It’s so simple. And everybody knows it.
Mass mind control focuses on two elements: image and feeling.
By linking the two primary elements, it is possible to short-circuit thought and “cut to the chase,” when it comes to enlisting the allegiance of huge populations.
Two seemingly unrelated events spurred my interest in mass mind control.
On the evening of April 12, 1945, I listened to a radio report on the death of Franklin D Roosevelt. I was seven years old.
I became upset. I didn’t know why. I was angry at my own reaction.
Forty years later, I pulled into a gas station near my apartment in West Los Angeles. I got out of my car and took the cap off my gas tank. I looked to my right and saw Tony Curtis sitting in his car. I was shocked.

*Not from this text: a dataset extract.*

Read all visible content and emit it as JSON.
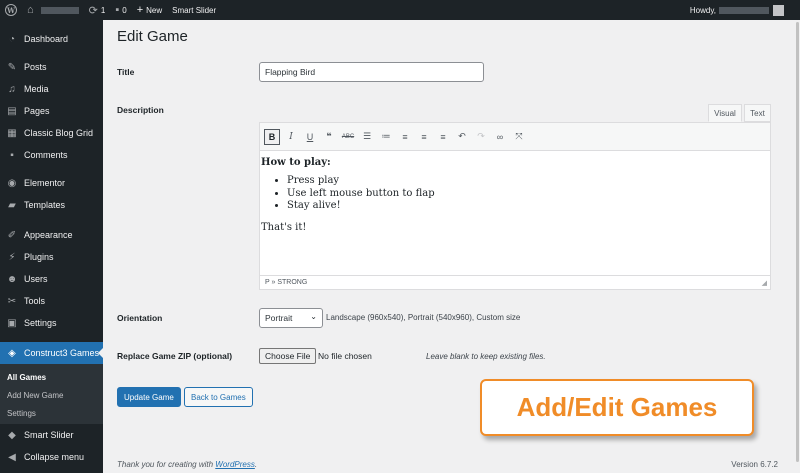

A few days later, I began making notes under the heading of “image-emotion cues.” At the time, I had just started working as a reporter, writing articles for LA Weekly. I knew next to nothing about mind control, MKULTRA, Soviet psychiatric gulags, Chinese re-education programs, or US psychological warfare operations.
But because I had been painting for 25 years, I knew something about the power of images.
I remembered my first exhibition of paintings in LA, at my friend Hadidjah Lamas’ house. We had hung my work in her large living room and dining room. Hadidjah had enlisted the services of a friend who had videotaped me painting in my studio, and at the exhibition she set up a television set out on her patio and continuously played the videocassette.
People came through her front door, almost automatically walked through the house to the patio, as if guided by an unseen hand, and watched the video; then they came back inside and looked at the paintings.
They would stop at a painting and say: “That picture was in the video!” “ You see that one? It was in his studio!”
My first note on “image-emotion cues” was, “Investing an image with importance. Projecting emotion into an image.”
Projecting emotion into a newspaper image of the president, FDR. Projecting emotion into the screen image of Tony Curtis. Projecting emotion into a video of a painter working in his studio.
When people encounter an image, when they invest it with importance, they project feeling into the image—and this all happens in a private sphere, a private space.
If this didn’t happen, there would be no way to control populations through images. It wouldn’t work. It all starts with a person setting up his own personal feedback loop that travels from him to an image and back again.
Coming out of World War 2, US psychological warfare operatives knew they could turn their skills to political purposes. They had just succeeded in making Americans believe that all Japanese and German people were horribly evil. They had been able to manipulate imagery successfully in that area. Why couldn’t they shape America’s view of a whole planet that lay beyond personal experience?
They could and they did. But the power to do that emanated from the fact that every person invests images with feeling. That’s where it really starts.
I had seen the 1957 film, Sweet Smell of Success, a number of times. I admired it. Burt Lancaster and Tony Curtis gave tremendous performances. When, decades later, I saw Curtis sitting in his car at that gas station, I was “working from” the emotion I had invested in his onscreen image. It produced a sense of shock and paralysis for a few seconds.
Other people might have rushed up to Curtis and asked for his autograph. With me, it was shock, cognitive dissonance. Ditto for the death of FDR. I was working off newspaper pictures I’d seen of him, and the feeling I’d invested in those presidential images. Other people, when FDR died, went out into the street and hugged their neighbors and wept openly. For me, it was upset and shock and anger.
There’s nothing intrinsically wrong with investing emotion in images. It can be exhilarating. It can be uplifting. As a painter, I know this in spades. Putting emotion into images can, in fact, vault you into a different perception of reality.
But on the downside, it can also take you into lockstep with what media operatives want you to experience, second-hand.